"In a tanker like the A330 MRTT, the flight is much calmer, it's like a ballet dance," says Jesús Ruiz, a military transport and fighter test pilot. "What is different is the coordination with the fuel-receiving aircraft and the boom operator, rather than the pure flight management." He is leading the flight test campaign for the Auto'Mate project, which is developing autonomous and unmanned air-to-air refuelling technologies


"In reality, what makes a mission more complex is the tactical environment. The number of aircraft involved, the number of enemy radars, if you have limited time, weather restrictions, if the operation is at night or involves flying at low altitude... The secret is to be prepared for everything, from a refuelling or medical evacuation mission that can last 16 hours to a 15-minute Eurofighter air policing mission," adds Jesús. 

During COVID-19 in 2020, Jesús Ruiz coordinated a 23-hour, 30-minute round-trip A330 flight from Getafe to Tianjin, China, to deliver medical supplies and masks to Europe's national health services. "Everyone contributed, from the A400M colleagues to the Spanish Air Force, who provided 200 cargo straps and 20 cargo nets. Thanks to the tremendous effort of all the teams, we were able to turn a commercial aircraft into a cargo aircraft in a single weekend.


"If I had to choose, I would say that air-to-air refuelling as a receiver was the most challenging capability in the development of the A400M," Ignacio reflects. "Through various steps, we gradually defined the flight control laws to perform the receiver role in a simple way compared to other platforms.
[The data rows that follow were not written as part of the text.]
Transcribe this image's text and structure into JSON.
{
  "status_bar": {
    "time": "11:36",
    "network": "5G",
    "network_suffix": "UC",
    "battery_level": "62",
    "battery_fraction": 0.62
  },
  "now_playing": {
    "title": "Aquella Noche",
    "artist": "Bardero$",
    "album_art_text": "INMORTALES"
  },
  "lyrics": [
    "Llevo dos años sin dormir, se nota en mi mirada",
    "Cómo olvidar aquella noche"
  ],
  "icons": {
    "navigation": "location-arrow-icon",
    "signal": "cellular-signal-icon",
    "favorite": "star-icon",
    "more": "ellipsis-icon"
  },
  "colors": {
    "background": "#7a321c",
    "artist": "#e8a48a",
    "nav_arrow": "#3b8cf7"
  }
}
As a pilot, it was fantastic to fly on different flight control laws and, step by step, we managed to achieve the perfect manoeuvrability of the aircraft".  

Nacho Lombo
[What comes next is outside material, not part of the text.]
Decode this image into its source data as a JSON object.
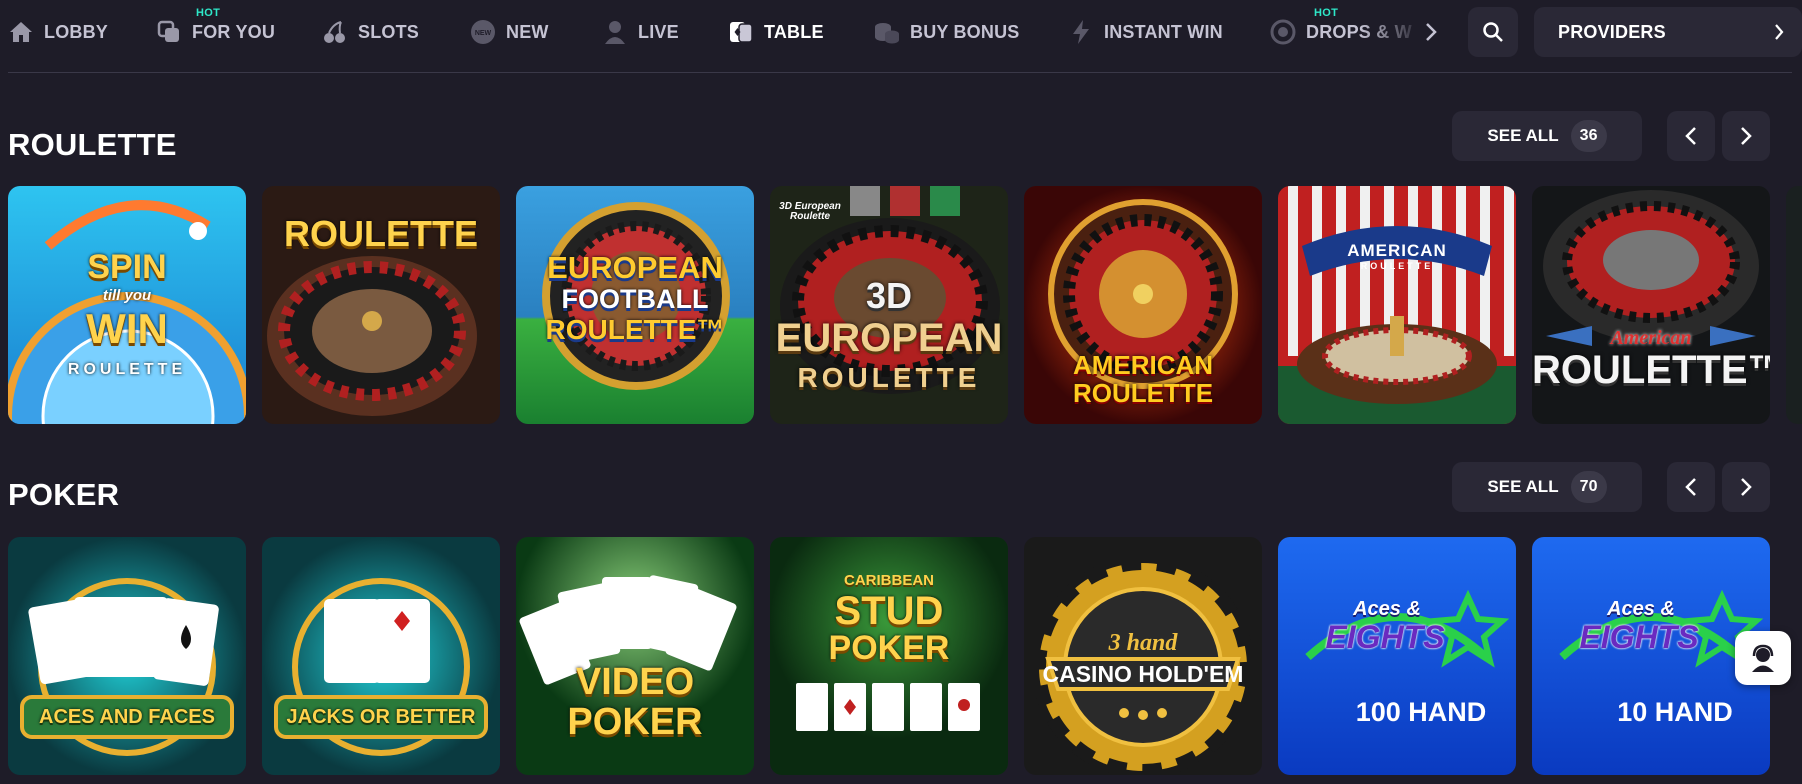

Ignacio Lombo has been at the heart of the A400M development from the very beginning. "We pushed the test aircraft to the limit in terms of speed, Mach, height, altitude, load factor (Gs) and almost tore its skin off! The A400M has exceeded all expectations in all types of operations with superior performance".
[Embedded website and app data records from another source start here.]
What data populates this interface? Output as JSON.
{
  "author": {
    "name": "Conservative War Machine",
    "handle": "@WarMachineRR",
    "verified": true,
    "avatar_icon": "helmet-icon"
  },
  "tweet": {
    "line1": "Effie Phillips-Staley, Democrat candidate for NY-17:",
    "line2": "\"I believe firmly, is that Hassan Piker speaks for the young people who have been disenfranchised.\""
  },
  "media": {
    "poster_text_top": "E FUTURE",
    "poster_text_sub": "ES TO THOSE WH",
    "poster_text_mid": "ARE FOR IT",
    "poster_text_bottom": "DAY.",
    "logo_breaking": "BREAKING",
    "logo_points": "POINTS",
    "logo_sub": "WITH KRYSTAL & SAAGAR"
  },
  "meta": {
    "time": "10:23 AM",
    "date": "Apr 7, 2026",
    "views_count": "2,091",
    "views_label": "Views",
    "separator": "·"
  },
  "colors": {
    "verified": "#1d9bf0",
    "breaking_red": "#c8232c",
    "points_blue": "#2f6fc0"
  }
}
What makes a good pilot? 

Aviation pioneer Wilbur Wright said it was possible to fly without engines, but not without knowledge and skill. "Another essential quality of a pilot is calmness, as well as the ability to analyse. You have to control your reactions, because faster is not always better. You have to make decisions at the right time and have the knowledge of the situation that only experience can give you," says Ignacio, whose vocation, like that of many of the members of his team, stems from his family background. "I've always smelled kerosene in my house. I ate in the pavilions with the pilots, watched the planes and was always fascinated by them," he says. 

Ignacio Lombo


The same passion beats in the heart of Stephan Leuthner, who has dreamed of becoming a pilot since his first flight in a motor glider at the age of 6. "You have to be aggressive in the way you pursue your goals during a flight and have a lot of self-confidence, but you also have to be self-reflective, don't act like a cowboy. The most important quality of a good flight test pilot is honesty: be aware of your limitations, keep improving, and if you see a problem, assess whether it was your fault or a problem with the aircraft. Other people's lives depend on your honesty.”


Stephan Leuthner


Jesús Ruiz points out another essential characteristic of a good pilot: the "we" versus the "I". "Teamwork is a fundamental part of our DNA. For example, you can fly in a formation of 3 or 4 fighters and in the middle of an operation the dynamics change and you take over the leadership of the team. Knowing how to follow is as important as knowing how to lead.


"Being a pilot is made up of an infinite number of small daily victories," summarises Carlos Pinilla, who as a child collected aviation badges and models and made his own aeroplane albums by cutting out photos from magazines.
"There are many special moments in your career: your first flight, when you change aircraft, your first international exercise, the first time you fly as a mission commander... But in reality, being a pilot is about taking off and landing every day, those little daily victories".

For those who make this world a safer place

For those who make this world a safer place